_Excerpted records_

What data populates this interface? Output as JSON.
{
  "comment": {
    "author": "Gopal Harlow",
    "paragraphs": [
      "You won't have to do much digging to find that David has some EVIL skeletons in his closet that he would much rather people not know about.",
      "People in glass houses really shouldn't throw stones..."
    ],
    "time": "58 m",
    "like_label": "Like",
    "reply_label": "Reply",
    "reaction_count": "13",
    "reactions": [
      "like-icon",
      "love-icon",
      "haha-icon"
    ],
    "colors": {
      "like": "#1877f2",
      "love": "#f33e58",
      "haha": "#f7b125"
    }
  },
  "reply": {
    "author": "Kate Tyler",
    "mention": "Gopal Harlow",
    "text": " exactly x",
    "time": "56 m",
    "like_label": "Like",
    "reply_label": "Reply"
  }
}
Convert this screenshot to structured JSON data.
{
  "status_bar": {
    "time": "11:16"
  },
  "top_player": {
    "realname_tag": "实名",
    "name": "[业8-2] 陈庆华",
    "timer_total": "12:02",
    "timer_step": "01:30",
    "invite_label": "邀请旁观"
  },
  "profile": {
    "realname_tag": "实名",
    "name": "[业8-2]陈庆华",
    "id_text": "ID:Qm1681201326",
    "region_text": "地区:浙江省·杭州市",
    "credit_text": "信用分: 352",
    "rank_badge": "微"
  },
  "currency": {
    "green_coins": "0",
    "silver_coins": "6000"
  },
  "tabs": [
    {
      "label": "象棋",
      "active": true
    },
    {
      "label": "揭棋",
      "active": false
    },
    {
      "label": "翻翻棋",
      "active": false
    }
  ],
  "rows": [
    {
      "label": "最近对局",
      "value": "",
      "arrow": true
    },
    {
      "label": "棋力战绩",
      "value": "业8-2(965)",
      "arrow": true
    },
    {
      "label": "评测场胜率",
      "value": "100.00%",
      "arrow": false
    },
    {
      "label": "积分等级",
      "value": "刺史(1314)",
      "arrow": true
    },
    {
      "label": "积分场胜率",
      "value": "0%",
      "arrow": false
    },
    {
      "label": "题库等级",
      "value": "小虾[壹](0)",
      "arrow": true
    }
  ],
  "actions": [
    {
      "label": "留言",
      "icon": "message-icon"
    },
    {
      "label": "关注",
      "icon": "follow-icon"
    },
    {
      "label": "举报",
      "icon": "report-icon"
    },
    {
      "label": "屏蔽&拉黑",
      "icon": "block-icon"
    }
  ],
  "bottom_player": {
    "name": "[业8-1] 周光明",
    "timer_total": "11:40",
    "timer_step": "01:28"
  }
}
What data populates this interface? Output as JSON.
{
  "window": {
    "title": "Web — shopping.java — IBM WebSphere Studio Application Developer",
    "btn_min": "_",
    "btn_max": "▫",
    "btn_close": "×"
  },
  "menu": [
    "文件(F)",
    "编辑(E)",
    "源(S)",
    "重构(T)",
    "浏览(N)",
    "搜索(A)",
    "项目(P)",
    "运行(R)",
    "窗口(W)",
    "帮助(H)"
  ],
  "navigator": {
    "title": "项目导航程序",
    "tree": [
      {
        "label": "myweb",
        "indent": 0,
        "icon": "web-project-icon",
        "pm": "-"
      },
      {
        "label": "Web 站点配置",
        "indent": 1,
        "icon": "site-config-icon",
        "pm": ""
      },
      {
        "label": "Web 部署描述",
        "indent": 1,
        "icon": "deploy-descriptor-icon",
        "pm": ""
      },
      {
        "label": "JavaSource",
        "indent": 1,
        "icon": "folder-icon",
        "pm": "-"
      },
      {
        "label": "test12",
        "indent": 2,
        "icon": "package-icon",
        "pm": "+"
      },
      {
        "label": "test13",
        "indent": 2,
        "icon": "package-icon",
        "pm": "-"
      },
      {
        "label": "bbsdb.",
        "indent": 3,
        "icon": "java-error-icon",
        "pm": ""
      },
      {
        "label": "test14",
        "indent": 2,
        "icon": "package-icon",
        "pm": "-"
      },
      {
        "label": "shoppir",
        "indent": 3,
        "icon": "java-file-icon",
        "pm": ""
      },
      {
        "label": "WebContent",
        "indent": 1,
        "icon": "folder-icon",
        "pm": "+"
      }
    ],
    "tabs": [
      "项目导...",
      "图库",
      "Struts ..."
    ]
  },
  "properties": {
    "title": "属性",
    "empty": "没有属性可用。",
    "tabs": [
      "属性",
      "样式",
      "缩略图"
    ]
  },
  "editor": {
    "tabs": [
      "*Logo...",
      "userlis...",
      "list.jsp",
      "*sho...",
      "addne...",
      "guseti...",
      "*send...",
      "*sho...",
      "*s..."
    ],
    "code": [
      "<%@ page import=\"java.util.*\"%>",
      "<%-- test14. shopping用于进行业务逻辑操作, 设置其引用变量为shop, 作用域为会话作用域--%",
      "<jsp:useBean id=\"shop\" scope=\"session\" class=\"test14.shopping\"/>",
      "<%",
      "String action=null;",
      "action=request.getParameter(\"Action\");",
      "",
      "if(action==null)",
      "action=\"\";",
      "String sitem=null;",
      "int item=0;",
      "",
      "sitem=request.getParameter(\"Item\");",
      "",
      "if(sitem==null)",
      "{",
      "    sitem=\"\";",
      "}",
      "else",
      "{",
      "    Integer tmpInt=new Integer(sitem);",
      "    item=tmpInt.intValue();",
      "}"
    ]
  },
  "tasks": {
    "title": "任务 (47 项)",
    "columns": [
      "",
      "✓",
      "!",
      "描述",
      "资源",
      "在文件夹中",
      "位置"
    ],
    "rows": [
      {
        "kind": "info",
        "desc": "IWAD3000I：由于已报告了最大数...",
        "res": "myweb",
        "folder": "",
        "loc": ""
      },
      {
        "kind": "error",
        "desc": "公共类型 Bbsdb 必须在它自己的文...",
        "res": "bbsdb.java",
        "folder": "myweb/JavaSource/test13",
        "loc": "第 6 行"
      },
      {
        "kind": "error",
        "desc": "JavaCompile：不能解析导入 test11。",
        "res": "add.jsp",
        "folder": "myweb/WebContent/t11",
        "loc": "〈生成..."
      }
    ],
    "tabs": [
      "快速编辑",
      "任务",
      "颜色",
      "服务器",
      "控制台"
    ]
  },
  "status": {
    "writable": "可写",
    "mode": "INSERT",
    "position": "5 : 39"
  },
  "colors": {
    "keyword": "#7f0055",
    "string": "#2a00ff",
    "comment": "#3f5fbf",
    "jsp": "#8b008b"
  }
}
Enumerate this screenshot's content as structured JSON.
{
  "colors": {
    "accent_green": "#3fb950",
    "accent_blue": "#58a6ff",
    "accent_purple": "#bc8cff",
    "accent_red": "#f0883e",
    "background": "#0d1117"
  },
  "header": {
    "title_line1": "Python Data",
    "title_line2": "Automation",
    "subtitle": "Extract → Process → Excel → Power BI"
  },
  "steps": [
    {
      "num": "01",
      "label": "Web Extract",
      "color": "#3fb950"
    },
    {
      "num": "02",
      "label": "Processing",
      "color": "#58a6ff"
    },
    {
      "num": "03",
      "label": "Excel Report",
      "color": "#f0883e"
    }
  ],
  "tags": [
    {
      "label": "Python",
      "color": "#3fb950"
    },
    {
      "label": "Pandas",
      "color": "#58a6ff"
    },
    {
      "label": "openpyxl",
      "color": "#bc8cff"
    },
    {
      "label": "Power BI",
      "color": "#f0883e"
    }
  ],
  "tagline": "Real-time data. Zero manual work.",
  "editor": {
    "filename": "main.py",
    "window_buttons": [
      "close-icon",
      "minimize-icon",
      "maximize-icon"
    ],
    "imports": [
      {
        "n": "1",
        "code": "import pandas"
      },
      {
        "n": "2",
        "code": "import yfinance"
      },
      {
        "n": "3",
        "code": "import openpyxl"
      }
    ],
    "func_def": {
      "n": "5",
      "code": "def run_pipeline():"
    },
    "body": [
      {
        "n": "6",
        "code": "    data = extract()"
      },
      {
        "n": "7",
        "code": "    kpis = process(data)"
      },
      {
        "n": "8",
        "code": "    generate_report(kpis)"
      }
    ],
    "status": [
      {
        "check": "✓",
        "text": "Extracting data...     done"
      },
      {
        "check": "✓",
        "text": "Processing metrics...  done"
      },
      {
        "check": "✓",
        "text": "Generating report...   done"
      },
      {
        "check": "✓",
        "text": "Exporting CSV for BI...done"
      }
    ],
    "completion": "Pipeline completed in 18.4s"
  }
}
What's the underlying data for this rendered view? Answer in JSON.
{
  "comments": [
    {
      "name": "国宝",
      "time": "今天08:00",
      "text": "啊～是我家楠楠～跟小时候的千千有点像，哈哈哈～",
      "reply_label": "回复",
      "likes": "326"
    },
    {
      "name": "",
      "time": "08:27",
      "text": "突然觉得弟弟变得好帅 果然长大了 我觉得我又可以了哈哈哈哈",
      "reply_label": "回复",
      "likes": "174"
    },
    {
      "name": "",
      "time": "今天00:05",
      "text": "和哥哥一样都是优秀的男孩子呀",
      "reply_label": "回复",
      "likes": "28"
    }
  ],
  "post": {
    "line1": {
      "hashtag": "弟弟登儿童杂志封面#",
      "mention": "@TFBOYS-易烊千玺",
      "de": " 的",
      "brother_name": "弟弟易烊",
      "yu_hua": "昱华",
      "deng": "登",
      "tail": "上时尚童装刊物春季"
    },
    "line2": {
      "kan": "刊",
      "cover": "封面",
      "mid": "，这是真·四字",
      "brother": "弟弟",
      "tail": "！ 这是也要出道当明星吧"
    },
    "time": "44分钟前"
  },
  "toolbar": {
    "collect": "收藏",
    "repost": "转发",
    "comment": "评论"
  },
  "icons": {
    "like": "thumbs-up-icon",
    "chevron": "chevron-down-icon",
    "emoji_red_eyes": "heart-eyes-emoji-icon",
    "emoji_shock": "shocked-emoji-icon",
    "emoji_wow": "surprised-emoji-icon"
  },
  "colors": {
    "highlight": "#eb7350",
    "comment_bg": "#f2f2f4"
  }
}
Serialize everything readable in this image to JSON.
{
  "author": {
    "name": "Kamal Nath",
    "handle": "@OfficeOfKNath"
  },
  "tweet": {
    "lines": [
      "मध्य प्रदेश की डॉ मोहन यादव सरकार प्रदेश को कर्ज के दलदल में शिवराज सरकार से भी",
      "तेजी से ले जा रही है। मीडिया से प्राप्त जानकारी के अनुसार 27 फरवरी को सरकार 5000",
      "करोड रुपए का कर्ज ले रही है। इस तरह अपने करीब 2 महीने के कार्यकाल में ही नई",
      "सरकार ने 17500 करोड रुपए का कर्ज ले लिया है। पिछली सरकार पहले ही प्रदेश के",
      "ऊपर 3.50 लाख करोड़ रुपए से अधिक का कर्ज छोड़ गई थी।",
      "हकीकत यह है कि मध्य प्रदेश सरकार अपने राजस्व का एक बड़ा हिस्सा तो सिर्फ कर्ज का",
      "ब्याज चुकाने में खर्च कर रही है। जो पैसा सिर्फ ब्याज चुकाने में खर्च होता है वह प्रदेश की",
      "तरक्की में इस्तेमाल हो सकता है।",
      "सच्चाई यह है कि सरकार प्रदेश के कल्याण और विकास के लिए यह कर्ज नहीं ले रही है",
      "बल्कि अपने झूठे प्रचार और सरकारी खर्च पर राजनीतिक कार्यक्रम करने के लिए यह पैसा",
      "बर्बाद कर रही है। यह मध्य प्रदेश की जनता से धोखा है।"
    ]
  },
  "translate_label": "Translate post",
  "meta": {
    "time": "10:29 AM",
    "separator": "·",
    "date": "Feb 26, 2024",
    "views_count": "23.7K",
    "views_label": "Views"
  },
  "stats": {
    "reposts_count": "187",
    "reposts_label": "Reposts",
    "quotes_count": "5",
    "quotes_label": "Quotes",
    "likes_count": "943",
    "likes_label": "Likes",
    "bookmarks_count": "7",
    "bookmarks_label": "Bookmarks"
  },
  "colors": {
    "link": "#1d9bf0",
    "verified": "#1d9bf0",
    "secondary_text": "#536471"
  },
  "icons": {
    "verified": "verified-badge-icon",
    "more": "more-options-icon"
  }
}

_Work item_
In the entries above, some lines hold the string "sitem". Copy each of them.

_Written reply_
      "String sitem=null;",
      "sitem=request.getParameter(\"Item\");",
      "if(sitem==null)",
      "    sitem=\"\";",
      "    Integer tmpInt=new Integer(sitem);",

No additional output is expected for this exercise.